▶ _REQUIRED ACTION_:
Will you extract the entries word for word? Images should not appear in the copy.

Excerpts from a dataset
________________

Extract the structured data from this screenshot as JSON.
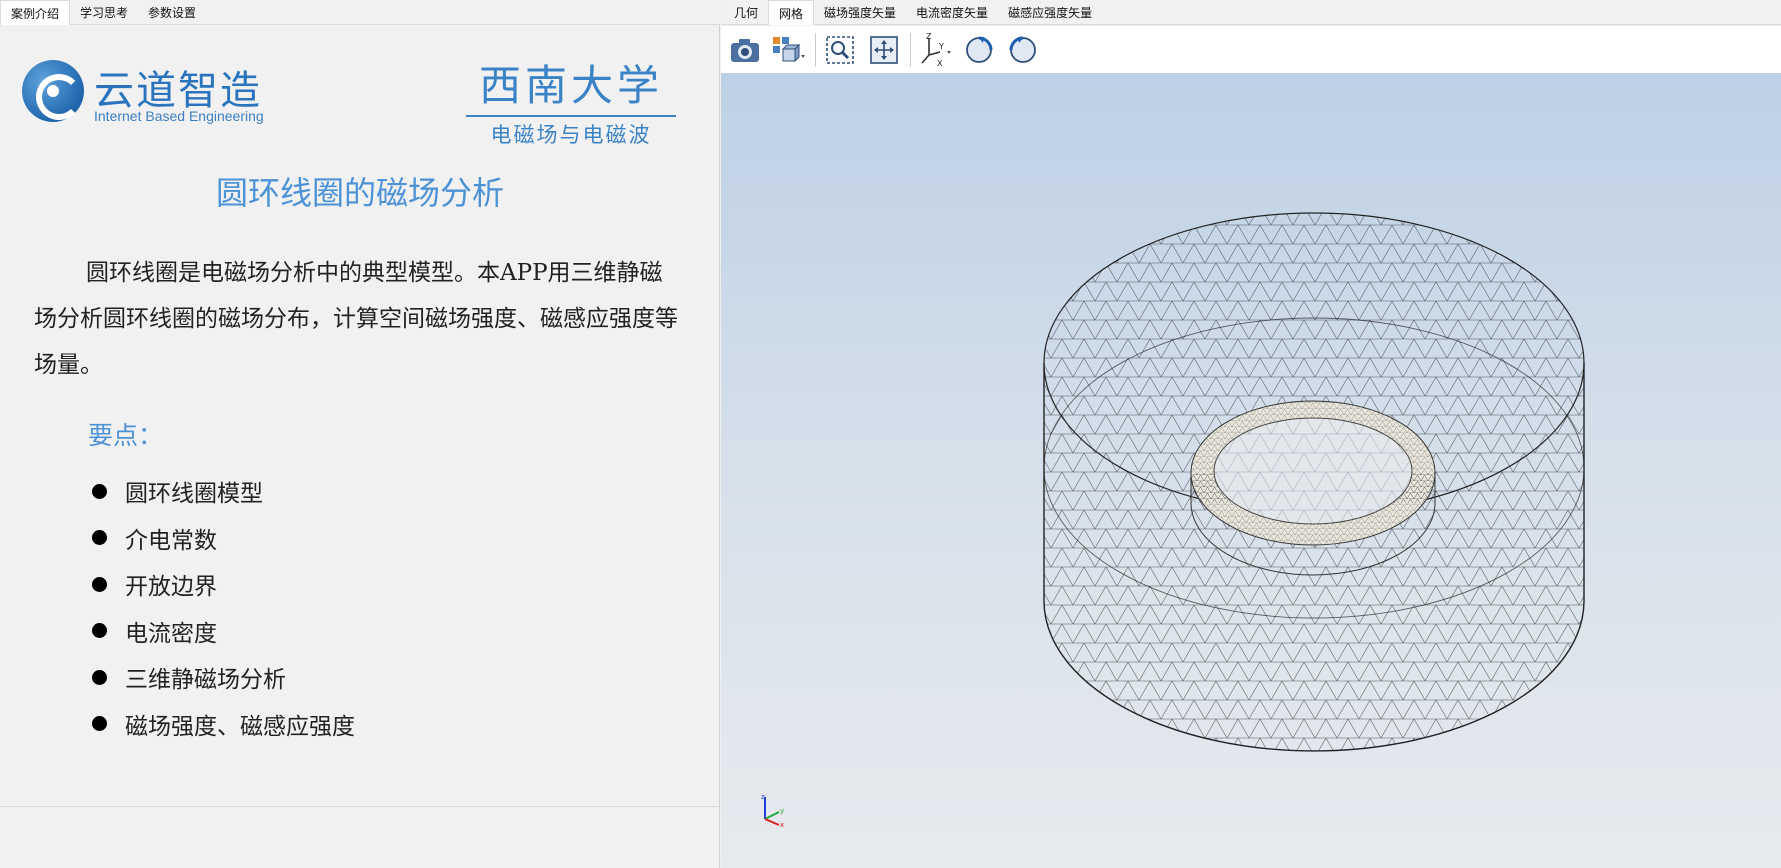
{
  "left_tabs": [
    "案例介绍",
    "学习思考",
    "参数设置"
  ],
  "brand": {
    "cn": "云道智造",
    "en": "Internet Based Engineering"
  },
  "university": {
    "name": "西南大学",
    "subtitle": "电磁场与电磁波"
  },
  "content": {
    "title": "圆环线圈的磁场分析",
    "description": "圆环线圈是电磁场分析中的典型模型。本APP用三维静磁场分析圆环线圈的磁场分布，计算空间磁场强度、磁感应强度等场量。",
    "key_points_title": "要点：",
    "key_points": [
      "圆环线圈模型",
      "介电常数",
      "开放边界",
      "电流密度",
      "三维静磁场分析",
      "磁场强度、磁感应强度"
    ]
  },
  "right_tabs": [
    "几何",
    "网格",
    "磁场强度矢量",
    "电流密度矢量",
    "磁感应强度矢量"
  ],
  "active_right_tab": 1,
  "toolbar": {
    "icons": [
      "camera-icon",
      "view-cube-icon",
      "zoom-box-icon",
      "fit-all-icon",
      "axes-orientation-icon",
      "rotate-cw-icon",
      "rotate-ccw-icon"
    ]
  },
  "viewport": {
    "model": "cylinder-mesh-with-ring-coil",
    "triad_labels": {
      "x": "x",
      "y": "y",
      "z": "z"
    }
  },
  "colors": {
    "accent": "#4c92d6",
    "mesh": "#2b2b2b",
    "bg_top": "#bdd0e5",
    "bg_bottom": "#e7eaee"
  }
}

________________

▶ _FINAL ANSWER_:
Extract the structured data from this screenshot as JSON.
{
  "left_tabs": [
    "案例介绍",
    "学习思考",
    "参数设置"
  ],
  "brand": {
    "cn": "云道智造",
    "en": "Internet Based Engineering"
  },
  "university": {
    "name": "西南大学",
    "subtitle": "电磁场与电磁波"
  },
  "content": {
    "title": "圆环线圈的磁场分析",
    "description": "圆环线圈是电磁场分析中的典型模型。本APP用三维静磁场分析圆环线圈的磁场分布，计算空间磁场强度、磁感应强度等场量。",
    "key_points_title": "要点：",
    "key_points": [
      "圆环线圈模型",
      "介电常数",
      "开放边界",
      "电流密度",
      "三维静磁场分析",
      "磁场强度、磁感应强度"
    ]
  },
  "right_tabs": [
    "几何",
    "网格",
    "磁场强度矢量",
    "电流密度矢量",
    "磁感应强度矢量"
  ],
  "active_right_tab": 1,
  "toolbar": {
    "icons": [
      "camera-icon",
      "view-cube-icon",
      "zoom-box-icon",
      "fit-all-icon",
      "axes-orientation-icon",
      "rotate-cw-icon",
      "rotate-ccw-icon"
    ]
  },
  "viewport": {
    "model": "cylinder-mesh-with-ring-coil",
    "triad_labels": {
      "x": "x",
      "y": "y",
      "z": "z"
    }
  },
  "colors": {
    "accent": "#4c92d6",
    "mesh": "#2b2b2b",
    "bg_top": "#bdd0e5",
    "bg_bottom": "#e7eaee"
  }
}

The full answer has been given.